WHAT TO WORK ON: From the entries, copy every line that carries the string "text".

*** Opening of DATA RECORDS ***

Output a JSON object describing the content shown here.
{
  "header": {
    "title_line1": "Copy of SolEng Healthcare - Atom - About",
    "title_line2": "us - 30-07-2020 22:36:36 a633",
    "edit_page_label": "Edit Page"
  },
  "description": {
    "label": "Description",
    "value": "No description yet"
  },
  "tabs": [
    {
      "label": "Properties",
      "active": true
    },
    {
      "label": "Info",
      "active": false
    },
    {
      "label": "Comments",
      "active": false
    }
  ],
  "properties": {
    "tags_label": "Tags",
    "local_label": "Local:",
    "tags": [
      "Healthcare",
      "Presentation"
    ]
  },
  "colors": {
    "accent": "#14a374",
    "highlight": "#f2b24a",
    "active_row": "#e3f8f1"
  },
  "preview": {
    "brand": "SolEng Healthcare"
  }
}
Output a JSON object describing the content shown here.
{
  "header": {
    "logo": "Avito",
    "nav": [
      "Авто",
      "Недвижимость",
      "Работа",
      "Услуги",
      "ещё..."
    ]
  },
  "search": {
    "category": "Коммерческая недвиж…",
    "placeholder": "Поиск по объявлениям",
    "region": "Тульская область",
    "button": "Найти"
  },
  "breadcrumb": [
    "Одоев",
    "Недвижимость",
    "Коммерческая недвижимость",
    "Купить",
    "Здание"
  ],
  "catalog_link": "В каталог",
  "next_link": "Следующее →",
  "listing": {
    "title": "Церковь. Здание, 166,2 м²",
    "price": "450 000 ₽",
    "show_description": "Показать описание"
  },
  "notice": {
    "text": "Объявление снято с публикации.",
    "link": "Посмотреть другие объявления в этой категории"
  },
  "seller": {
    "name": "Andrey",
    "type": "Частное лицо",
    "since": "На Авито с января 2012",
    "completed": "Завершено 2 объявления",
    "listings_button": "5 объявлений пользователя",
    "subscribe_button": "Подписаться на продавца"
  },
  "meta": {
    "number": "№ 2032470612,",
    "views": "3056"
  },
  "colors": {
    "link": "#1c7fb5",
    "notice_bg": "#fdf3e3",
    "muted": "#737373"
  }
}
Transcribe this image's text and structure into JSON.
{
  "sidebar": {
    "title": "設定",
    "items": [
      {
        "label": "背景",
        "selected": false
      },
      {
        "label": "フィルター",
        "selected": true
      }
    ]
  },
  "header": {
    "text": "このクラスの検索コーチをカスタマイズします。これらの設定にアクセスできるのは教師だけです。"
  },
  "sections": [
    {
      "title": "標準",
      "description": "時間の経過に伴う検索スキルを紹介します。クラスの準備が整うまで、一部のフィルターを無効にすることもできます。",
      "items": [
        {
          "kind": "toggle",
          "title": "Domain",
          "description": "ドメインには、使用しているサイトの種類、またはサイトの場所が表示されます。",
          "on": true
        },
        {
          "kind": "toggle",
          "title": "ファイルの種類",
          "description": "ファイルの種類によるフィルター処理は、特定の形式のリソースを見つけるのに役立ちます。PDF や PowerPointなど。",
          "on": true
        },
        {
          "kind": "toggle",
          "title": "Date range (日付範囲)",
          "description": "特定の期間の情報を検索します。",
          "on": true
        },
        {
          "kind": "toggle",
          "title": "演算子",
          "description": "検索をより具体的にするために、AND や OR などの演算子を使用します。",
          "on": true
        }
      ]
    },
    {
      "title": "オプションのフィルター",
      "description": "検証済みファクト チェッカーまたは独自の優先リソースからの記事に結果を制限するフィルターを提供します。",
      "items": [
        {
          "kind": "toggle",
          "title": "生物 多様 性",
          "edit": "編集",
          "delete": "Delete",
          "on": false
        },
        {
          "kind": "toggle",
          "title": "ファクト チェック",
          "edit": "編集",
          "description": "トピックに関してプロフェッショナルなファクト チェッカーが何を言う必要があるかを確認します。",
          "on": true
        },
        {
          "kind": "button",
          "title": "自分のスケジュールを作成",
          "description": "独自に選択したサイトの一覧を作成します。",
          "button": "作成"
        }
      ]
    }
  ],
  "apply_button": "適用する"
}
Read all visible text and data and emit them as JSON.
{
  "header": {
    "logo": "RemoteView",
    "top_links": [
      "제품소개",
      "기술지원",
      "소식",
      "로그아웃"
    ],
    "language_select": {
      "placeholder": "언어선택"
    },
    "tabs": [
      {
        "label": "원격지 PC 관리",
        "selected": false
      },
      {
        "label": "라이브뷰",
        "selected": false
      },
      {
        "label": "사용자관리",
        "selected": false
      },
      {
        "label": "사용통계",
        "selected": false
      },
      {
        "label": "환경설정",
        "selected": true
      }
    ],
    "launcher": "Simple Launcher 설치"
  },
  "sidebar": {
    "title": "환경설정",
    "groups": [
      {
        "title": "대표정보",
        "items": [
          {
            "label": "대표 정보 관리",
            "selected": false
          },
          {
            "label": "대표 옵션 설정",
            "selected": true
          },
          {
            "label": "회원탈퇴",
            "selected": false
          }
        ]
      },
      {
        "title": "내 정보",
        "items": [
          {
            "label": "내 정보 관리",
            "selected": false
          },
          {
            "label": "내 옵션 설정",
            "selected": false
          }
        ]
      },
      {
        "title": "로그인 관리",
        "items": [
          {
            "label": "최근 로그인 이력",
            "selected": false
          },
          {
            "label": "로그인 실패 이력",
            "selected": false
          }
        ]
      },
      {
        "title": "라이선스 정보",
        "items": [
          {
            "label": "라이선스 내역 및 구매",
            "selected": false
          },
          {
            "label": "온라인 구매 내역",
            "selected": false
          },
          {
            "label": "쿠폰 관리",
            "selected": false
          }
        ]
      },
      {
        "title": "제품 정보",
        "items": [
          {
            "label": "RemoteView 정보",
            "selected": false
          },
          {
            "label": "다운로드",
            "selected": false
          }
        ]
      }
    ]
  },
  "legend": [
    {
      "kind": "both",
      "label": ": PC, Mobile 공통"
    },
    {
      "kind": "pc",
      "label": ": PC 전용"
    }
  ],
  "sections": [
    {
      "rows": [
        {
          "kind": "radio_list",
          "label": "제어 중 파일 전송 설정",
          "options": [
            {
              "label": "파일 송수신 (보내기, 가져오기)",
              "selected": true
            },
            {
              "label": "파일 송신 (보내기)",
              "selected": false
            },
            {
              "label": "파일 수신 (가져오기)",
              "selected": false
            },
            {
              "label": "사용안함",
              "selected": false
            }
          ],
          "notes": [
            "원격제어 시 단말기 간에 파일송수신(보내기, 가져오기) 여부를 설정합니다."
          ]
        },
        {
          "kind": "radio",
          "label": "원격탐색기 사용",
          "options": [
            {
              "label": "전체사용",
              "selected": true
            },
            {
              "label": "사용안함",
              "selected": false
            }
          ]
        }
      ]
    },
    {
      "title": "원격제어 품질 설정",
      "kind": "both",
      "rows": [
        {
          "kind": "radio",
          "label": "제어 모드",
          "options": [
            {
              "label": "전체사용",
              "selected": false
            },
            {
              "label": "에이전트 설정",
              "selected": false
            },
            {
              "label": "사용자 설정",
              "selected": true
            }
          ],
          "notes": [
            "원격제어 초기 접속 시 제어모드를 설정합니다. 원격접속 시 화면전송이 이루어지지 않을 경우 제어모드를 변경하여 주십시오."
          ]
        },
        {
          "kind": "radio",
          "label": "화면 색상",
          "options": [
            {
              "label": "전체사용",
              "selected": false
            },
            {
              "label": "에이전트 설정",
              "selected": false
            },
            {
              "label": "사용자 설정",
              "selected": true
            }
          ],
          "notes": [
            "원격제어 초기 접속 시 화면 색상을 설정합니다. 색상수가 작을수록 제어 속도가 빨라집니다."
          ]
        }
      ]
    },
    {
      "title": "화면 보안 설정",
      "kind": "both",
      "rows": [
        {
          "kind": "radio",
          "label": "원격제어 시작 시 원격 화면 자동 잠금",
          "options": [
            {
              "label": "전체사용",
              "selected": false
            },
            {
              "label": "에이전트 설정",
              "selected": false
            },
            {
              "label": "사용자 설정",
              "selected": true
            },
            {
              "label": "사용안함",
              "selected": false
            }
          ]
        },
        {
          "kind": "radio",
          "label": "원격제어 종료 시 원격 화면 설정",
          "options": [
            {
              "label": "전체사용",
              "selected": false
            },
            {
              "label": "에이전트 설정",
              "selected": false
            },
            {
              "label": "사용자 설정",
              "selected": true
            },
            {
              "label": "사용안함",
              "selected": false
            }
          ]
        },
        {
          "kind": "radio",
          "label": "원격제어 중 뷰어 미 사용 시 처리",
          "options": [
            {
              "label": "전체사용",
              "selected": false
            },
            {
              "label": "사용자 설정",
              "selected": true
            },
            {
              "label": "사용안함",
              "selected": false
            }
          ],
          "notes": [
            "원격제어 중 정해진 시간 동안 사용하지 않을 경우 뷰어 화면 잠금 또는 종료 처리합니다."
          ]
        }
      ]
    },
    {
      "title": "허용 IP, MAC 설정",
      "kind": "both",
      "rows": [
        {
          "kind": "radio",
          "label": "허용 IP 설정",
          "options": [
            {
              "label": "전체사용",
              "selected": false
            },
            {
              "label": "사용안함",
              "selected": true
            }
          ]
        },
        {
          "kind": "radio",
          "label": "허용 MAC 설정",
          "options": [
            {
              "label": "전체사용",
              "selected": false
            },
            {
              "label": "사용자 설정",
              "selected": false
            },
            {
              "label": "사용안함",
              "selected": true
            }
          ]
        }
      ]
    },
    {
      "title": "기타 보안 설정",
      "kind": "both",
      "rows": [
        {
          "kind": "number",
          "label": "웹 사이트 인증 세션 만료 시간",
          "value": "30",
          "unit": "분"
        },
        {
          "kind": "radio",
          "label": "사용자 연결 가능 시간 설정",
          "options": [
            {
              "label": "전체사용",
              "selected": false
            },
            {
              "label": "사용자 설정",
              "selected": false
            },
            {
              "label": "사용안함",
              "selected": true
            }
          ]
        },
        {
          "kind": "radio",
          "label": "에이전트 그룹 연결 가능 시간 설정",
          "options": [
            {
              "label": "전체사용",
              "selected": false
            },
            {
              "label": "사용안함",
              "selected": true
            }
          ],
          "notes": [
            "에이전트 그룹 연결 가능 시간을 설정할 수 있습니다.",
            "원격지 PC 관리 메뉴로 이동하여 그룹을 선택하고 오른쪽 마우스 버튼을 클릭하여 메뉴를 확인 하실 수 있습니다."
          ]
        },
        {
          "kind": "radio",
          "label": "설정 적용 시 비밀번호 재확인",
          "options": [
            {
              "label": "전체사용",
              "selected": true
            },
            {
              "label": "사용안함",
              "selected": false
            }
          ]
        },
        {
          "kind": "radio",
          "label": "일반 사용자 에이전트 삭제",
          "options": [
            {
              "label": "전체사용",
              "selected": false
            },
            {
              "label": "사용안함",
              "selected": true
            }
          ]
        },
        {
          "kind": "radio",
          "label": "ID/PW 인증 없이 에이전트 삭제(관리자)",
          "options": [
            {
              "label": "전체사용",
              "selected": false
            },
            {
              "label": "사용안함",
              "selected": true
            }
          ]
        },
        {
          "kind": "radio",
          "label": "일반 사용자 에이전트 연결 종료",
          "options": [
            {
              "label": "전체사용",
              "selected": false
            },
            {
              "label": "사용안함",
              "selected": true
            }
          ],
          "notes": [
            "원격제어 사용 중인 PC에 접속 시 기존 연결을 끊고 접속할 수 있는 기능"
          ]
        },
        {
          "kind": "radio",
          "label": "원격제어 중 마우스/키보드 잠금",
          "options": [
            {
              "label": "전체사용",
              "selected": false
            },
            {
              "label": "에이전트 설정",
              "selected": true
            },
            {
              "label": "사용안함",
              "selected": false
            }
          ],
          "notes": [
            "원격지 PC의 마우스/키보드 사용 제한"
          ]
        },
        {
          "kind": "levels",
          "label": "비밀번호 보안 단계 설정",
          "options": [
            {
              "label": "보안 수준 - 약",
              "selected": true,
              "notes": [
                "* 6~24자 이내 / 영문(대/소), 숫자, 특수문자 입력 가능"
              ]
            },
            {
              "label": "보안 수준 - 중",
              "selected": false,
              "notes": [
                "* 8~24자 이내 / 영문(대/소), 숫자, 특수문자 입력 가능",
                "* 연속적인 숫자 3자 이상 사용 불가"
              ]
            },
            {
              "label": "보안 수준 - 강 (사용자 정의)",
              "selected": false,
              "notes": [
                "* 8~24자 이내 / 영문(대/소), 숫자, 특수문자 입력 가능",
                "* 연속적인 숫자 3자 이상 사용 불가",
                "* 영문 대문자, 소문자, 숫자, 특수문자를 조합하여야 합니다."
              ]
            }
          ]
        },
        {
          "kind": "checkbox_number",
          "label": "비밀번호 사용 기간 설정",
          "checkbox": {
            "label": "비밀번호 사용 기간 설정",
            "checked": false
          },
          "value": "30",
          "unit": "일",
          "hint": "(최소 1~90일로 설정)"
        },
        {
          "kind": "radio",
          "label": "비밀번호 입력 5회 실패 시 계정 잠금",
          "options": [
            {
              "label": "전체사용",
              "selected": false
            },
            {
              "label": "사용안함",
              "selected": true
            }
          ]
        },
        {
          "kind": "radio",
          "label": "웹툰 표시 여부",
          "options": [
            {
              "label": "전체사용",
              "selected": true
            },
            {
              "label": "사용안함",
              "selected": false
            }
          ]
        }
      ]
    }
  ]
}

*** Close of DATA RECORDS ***

WORKED SOLUTION:
    "text": "Объявление снято с публикации.",
Transcribe this image's text and structure into JSON.
    "text": "このクラスの検索コーチをカスタマイズします。これらの設定にアクセスできるのは教師だけです。"
Read all visible text and data and emit them as JSON.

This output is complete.